1966 Tour of Kansas City

Tour of Kansas City 1965 and 1966

We haven’t found much information on the 2nd Tour of KC event in 1965. We do know that the first and second place winners were 19 year old John Potoschnik of Wichita, KS and 17 year old John Riddle of Saint Louis. In 1966 these two riders were 1st and 2nd again but that year, Riddle won the race with Potoschnik coming in just behind.

Here is an article from the Kansas City Times covering the 1966 edition of the event:

35-Mile Penn Valley Bike Race a Hard Run
by Hugh Hagius
(A Member of the Star’s Staff)

Around the bend, then a sharp corner, down the slope and uphill, uphill, uphill the racers  pedaled yesterday for 35 miles in Penn Valley park.

Incessantly a tight cluster of leaders jockeyed for position while the slower cyclists lagged and fell behind, first a lap and as many as seven by the time the race had finished.

An hour and 40 minutes after the start, John Riddle of St. Louis, 18 years old, who will be a premedical student this fall at St. Louis university, crossed the finish line after 33 trips around the track.

Last Year’s Winner Is No. 2

1966 Tour of Kc CyclingSeconds behind him was John Potoschnik, 20, of Wichita. Last year Potoschnik won and Riddle was second.

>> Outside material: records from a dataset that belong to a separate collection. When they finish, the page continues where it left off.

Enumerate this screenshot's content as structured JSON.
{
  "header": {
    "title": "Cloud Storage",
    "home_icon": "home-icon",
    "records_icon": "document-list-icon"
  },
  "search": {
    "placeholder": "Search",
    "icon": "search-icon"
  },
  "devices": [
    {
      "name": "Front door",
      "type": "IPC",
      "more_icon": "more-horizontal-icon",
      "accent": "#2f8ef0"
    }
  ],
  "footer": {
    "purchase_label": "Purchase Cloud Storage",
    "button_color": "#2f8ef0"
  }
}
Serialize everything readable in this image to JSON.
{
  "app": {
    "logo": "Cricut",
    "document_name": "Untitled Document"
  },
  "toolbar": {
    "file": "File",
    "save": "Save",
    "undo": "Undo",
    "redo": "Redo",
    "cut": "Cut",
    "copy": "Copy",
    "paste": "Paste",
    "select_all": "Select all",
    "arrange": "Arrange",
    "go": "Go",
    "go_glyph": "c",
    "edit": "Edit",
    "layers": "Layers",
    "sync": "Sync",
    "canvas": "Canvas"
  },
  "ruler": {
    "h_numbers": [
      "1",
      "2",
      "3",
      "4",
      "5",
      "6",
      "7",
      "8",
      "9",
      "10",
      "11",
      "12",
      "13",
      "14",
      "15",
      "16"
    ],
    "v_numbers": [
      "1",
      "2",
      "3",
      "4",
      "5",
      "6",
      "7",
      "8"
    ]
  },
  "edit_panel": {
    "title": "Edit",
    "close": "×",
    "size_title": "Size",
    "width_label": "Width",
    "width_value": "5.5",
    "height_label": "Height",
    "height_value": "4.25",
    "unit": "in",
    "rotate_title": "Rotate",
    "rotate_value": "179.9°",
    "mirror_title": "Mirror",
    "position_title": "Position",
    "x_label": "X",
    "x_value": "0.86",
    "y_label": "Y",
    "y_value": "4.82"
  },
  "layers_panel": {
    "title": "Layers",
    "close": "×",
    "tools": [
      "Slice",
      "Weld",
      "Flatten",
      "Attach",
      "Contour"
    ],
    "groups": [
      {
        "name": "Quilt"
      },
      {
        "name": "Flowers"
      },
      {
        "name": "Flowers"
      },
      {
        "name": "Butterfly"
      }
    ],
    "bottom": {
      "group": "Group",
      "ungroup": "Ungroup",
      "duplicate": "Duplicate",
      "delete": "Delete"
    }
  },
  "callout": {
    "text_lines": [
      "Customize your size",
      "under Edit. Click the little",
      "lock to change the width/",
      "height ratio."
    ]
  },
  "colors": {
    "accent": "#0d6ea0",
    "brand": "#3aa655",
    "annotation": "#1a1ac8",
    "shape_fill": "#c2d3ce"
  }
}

The course through the park described a double horseshoe. The 19 racers started by the tennis courts, wheeled behind the statue of the Indian Scout and took a hairpin curve at the B.M.A. building, plunging into Penn Valley. There they circled in the opposite direction, again making a horseshoe and puffing up to the top of the hill, where another hairpin curve brought them on the straightaway back to the tennis courts.

A motor car preceded them to mark which racers were in the van an which had been overtaken. The bicyclists wore jerseys and head protectors, and most rode machines with gear variations for 10 speeds.

A friend of one hot, weary contestant splashed water on him as he rounded the bend.

Easy for the Spectators

The routine of the spectators was much less taxing. About 75 were watching, many of them seated under a large shade tree. Small yellow and blue butterflies flitted over grass, and the Liberty Memorial carillon played tunes such as “Moon River” and “Beautiful Dreamer.”

The racers slowed almost to the carillon’s languid rhythm as they pushed upt he hill, but on the downslopes they reached speeds that forced the pacing car ahead  to round the sharp turns with squealing tires.

Among the spectators was Forrest G. Stith 4319 Roanoke parkway, a dedicated bicyclist at 68 years of age.

“I’m trying to promote cycling as the ideal sport for retired people,” he said. “I’ve averaged over 82 miles a month this summer since the first of May.”

Stitch took up cycling, he explained, while he was in the Air force, from which he retired as a lieutenant colonel in 1959. He bicycled in Washington, where he worked for the U.S. Office of Education before retiring (section missing) day,” he said, “but sometimes I skip a few days. IT’s a good sport for someone who wants to keep in shape. The ones who need it are the office workers. It’s an individual sport. You can go as many miles as you want to.”

At times, while the racers were out of sight elsewhere on the course, Colonel Stith mounted his bicycle and pedaled a few turns around the tennis courts.

The race yesterday was sponsored by the Heart of America Wheelmen with the co-operation of the recreation division of the city welfare department.

They also are planning an open house for cyclists at 7:30 0’clock the night of September 21 in the dining hall at Camp Lake of the Woods at Swope park. On September 25 cyclists will assemble at 2 0’clock at the boat house in Swope park for a ride.

Prizes for the Winners

The results of yesterday’s race are to be sent to the Amateur Bicycle League of America. The Day’s winners were awarded trophies and prizes by Councilman J.D. Robins, jr., whose son, David Robins, was a contestant.

The other contestants in the order they finished:

Raymond Henderson, St. Louis; Charles Fuqua, St. Louis; Dennis Scott, 6206 North Howard Gladstone; Joseph Becker, St. Louis; John Howard, Springfield, MO.; Leonard Piskarksi, St. Louis; David Robins, 724 Corbin terrace; Fred Preuss, 8907 Belleview; James Riddle, St. Louis; Howard Cummins, 5806 North Woodland, Gladstone; Don Dreiling, St. Louis; Mike Burtle, 5446 Roe, Roeland Park, and Henry Meyer, 325 West Forty-sixth.